Aim of the task
Could you output each line below exactly as it appears, excluding any pictures?

[The input — start]

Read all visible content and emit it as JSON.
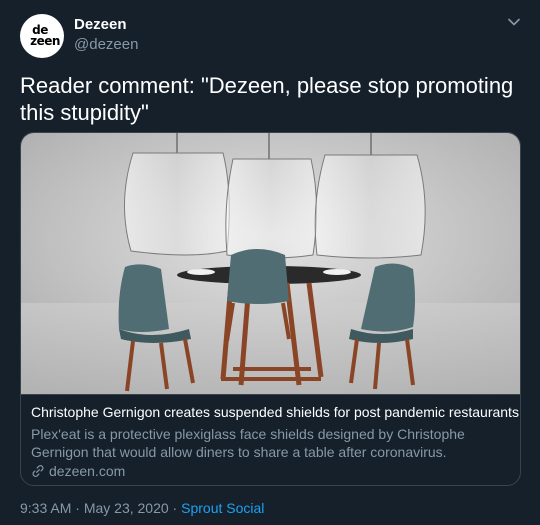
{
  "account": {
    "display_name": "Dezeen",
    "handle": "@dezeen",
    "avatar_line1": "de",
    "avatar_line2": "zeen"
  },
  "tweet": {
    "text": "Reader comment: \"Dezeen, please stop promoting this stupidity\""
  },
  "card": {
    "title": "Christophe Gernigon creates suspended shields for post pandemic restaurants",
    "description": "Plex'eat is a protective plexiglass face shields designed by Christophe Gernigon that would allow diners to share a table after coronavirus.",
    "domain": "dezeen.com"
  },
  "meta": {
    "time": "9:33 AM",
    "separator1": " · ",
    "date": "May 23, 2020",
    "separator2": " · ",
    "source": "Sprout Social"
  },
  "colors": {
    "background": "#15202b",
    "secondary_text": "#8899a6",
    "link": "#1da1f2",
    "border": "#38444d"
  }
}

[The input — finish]

Problem solution
Read all visible content and emit it as JSON.
{
  "account": {
    "display_name": "Dezeen",
    "handle": "@dezeen",
    "avatar_line1": "de",
    "avatar_line2": "zeen"
  },
  "tweet": {
    "text": "Reader comment: \"Dezeen, please stop promoting this stupidity\""
  },
  "card": {
    "title": "Christophe Gernigon creates suspended shields for post pandemic restaurants",
    "description": "Plex'eat is a protective plexiglass face shields designed by Christophe Gernigon that would allow diners to share a table after coronavirus.",
    "domain": "dezeen.com"
  },
  "meta": {
    "time": "9:33 AM",
    "separator1": " · ",
    "date": "May 23, 2020",
    "separator2": " · ",
    "source": "Sprout Social"
  },
  "colors": {
    "background": "#15202b",
    "secondary_text": "#8899a6",
    "link": "#1da1f2",
    "border": "#38444d"
  }
}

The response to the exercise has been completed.